Professor McNab, of Cirencester College, England, has recently published an important series of experiments on this subject. The plant experimented on was in all cases the common cherry-laurel, (Prunus laurocerasus,) and the fluid to determine the rapidity of ascent, lithium citrate, a very small quantity of which can be detected by means of the spectroscope. Dr. McNab divided the results under the following heads:—1. Quantity of water in the leaves. The mean of several experiments gave 63.4 per cent. 2. Quantity of water which can be removed by calcium chloride, or sulphuric acid, in vacuo. This was found to be from 5.08 to 6.09 per cent. 3. Amount of transpirable fluid in the stem and leaves, 7.58 per cent. The remainder, from 56 to 57 per cent., was therefore determined to be fluid in relation to the cell-sap of the plants. 4. Rapidity of transpiration in sunlight, diffused light, and darkness. The results given are:—

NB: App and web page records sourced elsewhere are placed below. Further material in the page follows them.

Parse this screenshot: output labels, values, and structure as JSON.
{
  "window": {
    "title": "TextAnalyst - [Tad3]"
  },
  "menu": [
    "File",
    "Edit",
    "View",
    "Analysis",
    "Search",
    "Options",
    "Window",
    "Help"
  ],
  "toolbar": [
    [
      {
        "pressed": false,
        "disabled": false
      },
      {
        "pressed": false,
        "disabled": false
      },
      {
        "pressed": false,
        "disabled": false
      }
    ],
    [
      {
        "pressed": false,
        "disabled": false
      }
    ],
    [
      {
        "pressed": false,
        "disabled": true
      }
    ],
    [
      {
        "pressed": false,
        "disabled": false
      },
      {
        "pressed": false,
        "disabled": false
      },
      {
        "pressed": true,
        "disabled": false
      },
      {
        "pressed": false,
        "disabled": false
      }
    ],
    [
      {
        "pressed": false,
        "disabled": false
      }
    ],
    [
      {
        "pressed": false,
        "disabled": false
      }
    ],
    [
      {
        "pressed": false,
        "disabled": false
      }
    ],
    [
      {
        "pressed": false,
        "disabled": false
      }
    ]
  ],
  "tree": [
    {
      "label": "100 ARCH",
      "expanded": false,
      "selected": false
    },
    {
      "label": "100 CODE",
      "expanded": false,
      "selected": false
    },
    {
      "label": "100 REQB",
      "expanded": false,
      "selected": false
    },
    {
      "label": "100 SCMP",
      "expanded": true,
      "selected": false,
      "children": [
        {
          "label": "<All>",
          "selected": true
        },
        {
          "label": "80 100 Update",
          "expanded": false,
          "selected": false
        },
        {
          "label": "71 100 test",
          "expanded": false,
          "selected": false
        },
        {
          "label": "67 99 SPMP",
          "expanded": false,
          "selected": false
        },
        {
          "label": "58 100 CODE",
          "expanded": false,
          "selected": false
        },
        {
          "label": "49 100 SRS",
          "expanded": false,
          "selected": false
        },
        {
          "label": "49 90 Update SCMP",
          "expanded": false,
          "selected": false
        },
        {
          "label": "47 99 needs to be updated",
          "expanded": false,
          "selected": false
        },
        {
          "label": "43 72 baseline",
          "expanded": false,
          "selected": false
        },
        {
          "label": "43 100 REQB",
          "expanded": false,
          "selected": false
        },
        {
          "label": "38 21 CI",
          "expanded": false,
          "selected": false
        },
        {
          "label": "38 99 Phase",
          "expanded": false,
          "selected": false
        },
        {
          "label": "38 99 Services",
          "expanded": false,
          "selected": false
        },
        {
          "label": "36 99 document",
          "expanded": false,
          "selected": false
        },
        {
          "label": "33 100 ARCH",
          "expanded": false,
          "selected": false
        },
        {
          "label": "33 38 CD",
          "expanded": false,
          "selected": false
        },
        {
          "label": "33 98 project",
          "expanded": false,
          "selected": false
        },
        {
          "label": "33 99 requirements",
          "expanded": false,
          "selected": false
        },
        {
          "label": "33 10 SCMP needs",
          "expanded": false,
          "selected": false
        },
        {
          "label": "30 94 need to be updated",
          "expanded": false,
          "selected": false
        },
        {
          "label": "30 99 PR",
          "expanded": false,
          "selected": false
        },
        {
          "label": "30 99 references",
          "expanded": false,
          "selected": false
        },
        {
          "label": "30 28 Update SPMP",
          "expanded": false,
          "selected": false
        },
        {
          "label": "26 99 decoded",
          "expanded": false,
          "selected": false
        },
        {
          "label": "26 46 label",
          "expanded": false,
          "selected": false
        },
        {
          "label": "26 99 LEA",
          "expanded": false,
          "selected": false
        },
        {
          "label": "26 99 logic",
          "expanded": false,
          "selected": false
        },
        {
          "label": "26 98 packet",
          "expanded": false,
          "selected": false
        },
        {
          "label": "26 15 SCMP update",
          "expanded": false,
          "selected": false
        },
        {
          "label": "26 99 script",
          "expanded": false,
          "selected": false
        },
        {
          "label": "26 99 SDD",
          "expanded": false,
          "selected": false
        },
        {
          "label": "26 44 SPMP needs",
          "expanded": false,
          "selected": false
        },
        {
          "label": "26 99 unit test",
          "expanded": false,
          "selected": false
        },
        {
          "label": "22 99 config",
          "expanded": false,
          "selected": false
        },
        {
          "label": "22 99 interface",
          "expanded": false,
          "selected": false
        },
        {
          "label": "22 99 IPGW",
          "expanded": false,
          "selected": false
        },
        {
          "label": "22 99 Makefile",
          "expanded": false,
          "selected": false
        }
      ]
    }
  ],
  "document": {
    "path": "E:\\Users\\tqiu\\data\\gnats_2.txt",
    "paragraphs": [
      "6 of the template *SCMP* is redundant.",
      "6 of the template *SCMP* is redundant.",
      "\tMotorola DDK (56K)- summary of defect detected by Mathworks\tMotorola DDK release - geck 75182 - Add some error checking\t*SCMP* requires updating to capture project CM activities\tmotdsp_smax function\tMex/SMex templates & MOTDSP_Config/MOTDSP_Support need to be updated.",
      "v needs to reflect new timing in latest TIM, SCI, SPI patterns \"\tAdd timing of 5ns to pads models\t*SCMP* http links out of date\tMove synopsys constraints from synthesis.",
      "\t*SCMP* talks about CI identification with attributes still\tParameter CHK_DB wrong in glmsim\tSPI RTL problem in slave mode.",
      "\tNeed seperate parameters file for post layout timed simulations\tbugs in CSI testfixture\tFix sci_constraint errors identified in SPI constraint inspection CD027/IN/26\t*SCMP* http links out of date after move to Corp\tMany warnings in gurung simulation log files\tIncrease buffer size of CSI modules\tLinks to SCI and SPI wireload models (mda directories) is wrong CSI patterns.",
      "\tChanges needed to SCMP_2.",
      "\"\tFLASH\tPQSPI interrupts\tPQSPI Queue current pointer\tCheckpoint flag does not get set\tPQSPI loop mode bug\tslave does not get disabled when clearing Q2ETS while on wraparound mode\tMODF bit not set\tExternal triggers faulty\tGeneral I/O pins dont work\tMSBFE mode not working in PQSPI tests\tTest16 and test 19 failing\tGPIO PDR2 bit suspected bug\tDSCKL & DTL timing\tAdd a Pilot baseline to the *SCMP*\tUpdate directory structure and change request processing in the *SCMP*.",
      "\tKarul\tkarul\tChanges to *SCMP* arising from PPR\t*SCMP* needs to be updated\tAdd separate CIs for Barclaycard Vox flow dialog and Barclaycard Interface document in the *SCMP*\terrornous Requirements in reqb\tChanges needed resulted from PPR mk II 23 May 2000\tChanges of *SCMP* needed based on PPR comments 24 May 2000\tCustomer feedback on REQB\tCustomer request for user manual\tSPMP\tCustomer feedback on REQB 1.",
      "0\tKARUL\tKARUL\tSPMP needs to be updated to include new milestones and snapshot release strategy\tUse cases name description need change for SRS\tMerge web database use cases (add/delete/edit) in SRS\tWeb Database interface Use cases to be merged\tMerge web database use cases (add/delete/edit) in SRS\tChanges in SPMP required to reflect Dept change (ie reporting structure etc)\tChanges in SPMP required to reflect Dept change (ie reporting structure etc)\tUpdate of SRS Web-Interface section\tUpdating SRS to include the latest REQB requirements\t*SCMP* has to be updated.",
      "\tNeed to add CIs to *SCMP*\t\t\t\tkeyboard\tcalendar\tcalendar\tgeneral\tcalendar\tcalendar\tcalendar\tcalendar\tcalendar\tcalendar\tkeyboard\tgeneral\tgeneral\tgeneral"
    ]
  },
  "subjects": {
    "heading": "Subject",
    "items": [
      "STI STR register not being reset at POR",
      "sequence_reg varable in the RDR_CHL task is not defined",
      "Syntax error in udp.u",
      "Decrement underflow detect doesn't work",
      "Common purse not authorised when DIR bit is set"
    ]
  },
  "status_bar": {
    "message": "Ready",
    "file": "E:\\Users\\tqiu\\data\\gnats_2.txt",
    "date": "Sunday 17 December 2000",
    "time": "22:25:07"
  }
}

In sunlight, 3.03 per cent in an hour; in diffused daylight, 0.59 per cent.; in darkness, 0.45 per cent. 5. Amount of fluid transpired in a saturated, and in a dry atmosphere in the sun, and in diffused daylight. In sunshine, the experiments gave 25.96 per cent. in an hour, in a saturated atmosphere; 20.52 per cent. in a dry atmosphere; in the shade, the results were reversed, nothing whatever in a saturated, 1.69 per cent. in a dry atmosphere. These results strikingly confirm the earlier experiments of Dehérain, that evaporation from leaves is due to light, and not to heat, and that it proceeds equally in a perfectly saturated atmosphere. 6. Quantity of water taken up by leaves when immersed in it. The mean of several experiments gave 4.37 per cent. in one and one-half hours. 7. Quantity of aqueous vapor absorbed by leaves in a secluded atmosphere. This was found to be nil, again confirming the statement of M. M. Prillieux and Duchartre that plants absorb no moisture whatever in the state of vapor through their leaves. 8. Differences in the amount of fluid transpired by the upper and under side of leaves in the sun and in diffused daylight. From the upper surface in sun, 1.74 per cent. in an hour, from the under surface, 12.83 per cent.; from the upper surface, in diffused light, 2.82 per cent. in forty-eight hours, from the under surface, 16.08 per cent.; from both sides, when coated with collodion, 0.86 per cent. in sun, 2.56 per cent. in diffused light. 9. Relation of fluid taken up, to that transpired and that retained by the plant. Increase of weight of branch, in saturated atmosphere, diffused daylight, in forty-eight hours, 7.34 per cent., in ordinary atmosphere, 7.14 per cent., in darkness, 8.01 per cent. 10. Rapidity of ascent of fluids. From 4 7-12 inches in ten minutes to 8 7-12 inches in ten minutes. 11. Influences of gases on transpiration. Transpiration of fluid in oxygen in one hour in sun, 12.77 per cent., in atmospheric air, 7.5 per cent., in carbonic acid, 4.01 per cent., in nitrogen, 1.97 per cent. The bad weather and the lateness of the season terminated the experiments before several points of interest could be fully determined. A. W. B.—From the American Naturalist, March, 1871.
The American Journal of Pharmacy, Vol. XLIII, 1871, was edited by William Procter, Jr. (Issues 1-4) and John M. Maisch (Issues 5-12).